But he added that a number of new buildings outside the district have greatly altered the character and scale of the village. In general, he believed the historic district commission could help keep things in line with the village character. Some homeowners have been adamantly opposed to the expansion. Michael Horvitz, a longtime seasonal resident who built an 8,000-square-foot house on Starbuck’s Neck in the 1990s, doesn’t believe he should now have to comply with the historical regulations.

“There is no possible way that there is anything historic about the house that I’m living in,” he said, arguing that other houses in the neighborhood have been so thoroughly rebuilt that it was hard to call them historic. Nevertheless, he believed the neighborhood has retained its character despite being outside the district. (The entire road, along with the Edgartown Lighthouse would be included in the new district.)

“The zoning process worked perfectly well,” he said. “So the question of why you need this extra level of review for things that have nothing to do with history, unless you are trying to create a Williamsburg or something, it’s completely unnecessary.”

Old gives way to new in downtown Edgartown. — Timothy Johnson

Mr. Ahearn also had reservations, but they focused more on the review process itself. He noted the commission’s lack of differentiation between commercial and residential properties, arguing for stricter review in areas with more pedestrians. But in general, he supported the commission’s work, and believed most of his clients did, too. “The problem is, most of my clients don’t vote in Edgartown,” he said.

A survey mailed out to 290 residents in the proposed expansion area revealed strong support for the new boundaries, echoing support in the 1980s. But the vast majority of homes in the village are seasonally occupied, so the decision on Tuesday will fall largely to residents outside the district. Mr. Ahearn expected town residents who oppose increased regulation in general to vote against the proposal as a matter of principle.

“What I hear in the street is that this is an uphill battle,” he said.

Mr. Cannada said residents in historic districts often fear a drop in property value and an inability to alter their houses. But he said neither scenario has played out over the 60 years or so since historic districts have been around.

“Edgartown in particular has an extremely reasonable commission,” he said, “and they allow sensitive additions, sometimes quite large. The main goal is that you don’t overwhelm the historic house.”

He noted national studies showing that property values in historic districts either remain stable or increase faster than in similar areas without such protection. “Edgartown is probably a perfect example of that because our historic district is some of the most expensive real estate on the Island,” he said.

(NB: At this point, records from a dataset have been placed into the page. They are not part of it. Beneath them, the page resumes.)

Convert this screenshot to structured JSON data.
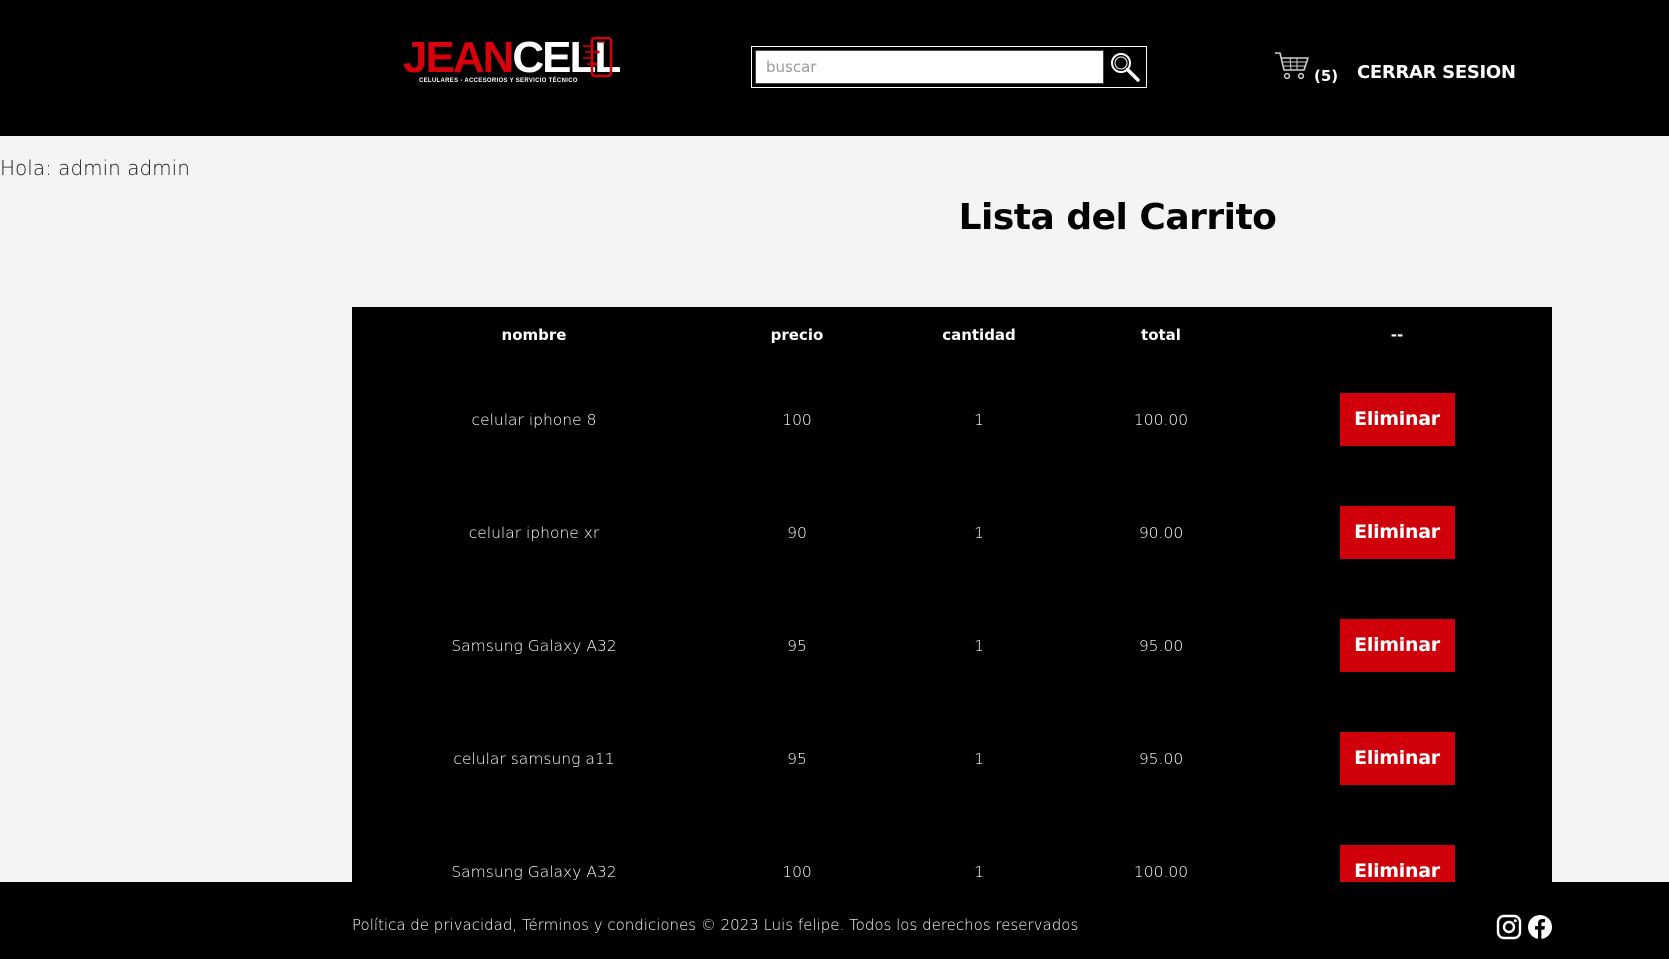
{
  "brand": {
    "name_part1": "JEAN",
    "name_part2": "CELL",
    "tagline": "CELULARES - ACCESORIOS Y SERVICIO TÉCNICO",
    "accent_color": "#d0000a"
  },
  "header": {
    "search_placeholder": "buscar",
    "search_icon": "search-icon",
    "cart_icon": "cart-icon",
    "cart_count": "(5)",
    "logout_label": "CERRAR SESION"
  },
  "main": {
    "greeting": "Hola: admin admin",
    "title": "Lista del Carrito"
  },
  "cart_table": {
    "columns": [
      "nombre",
      "precio",
      "cantidad",
      "total",
      "--"
    ],
    "rows": [
      {
        "nombre": "celular iphone 8",
        "precio": "100",
        "cantidad": "1",
        "total": "100.00",
        "action": "Eliminar"
      },
      {
        "nombre": "celular iphone xr",
        "precio": "90",
        "cantidad": "1",
        "total": "90.00",
        "action": "Eliminar"
      },
      {
        "nombre": "Samsung Galaxy A32",
        "precio": "95",
        "cantidad": "1",
        "total": "95.00",
        "action": "Eliminar"
      },
      {
        "nombre": "celular samsung a11",
        "precio": "95",
        "cantidad": "1",
        "total": "95.00",
        "action": "Eliminar"
      },
      {
        "nombre": "Samsung Galaxy A32",
        "precio": "100",
        "cantidad": "1",
        "total": "100.00",
        "action": "Eliminar"
      }
    ]
  },
  "footer": {
    "text": "Política de privacidad, Términos y condiciones © 2023 Luis felipe. Todos los derechos reservados",
    "social": [
      "instagram-icon",
      "facebook-icon"
    ]
  }
}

The commission itself views the expansion “as having a direct economic benefit to the businesses and citizens of Edgartown,” according to the study report.

Much has changed in Edgartown since the 1980s when voters first established the historic district. — Timothy Johnson

Advocates for the district in the 1980s sought to make it clear their goal was not to prevent change but to make sure it happens with the village character in mind. And the district bylaw does not forbid any specific building materials, although the commission today still does not allow the installation of vinyl siding.

Mr. Ahearn believed the review process in Edgartown was more reasonable than in some well-known historic areas, where even small changes can become an ordeal. “It’s not a museum,” he said of the Edgartown district. “We have a working town.”

Building inspector Leonard Jason Jr. recalled the efforts to establish a district in the 1980s, when he first came to work at town hall. “Back then, as it was in the seventies, I think people were always a little hesitant to have somebody tell them what they could do with their own property,” he said. But he too supports the expansion.

“I think it’s been helpful for the town, to be honest with you,” he said of the historic district. “I realize it’s been difficult for some, but if you look at the overall picture, it’s still a nice looking town.”

Video by Sophia Tewa: Edgartown Weighs Expansion to Its Historic District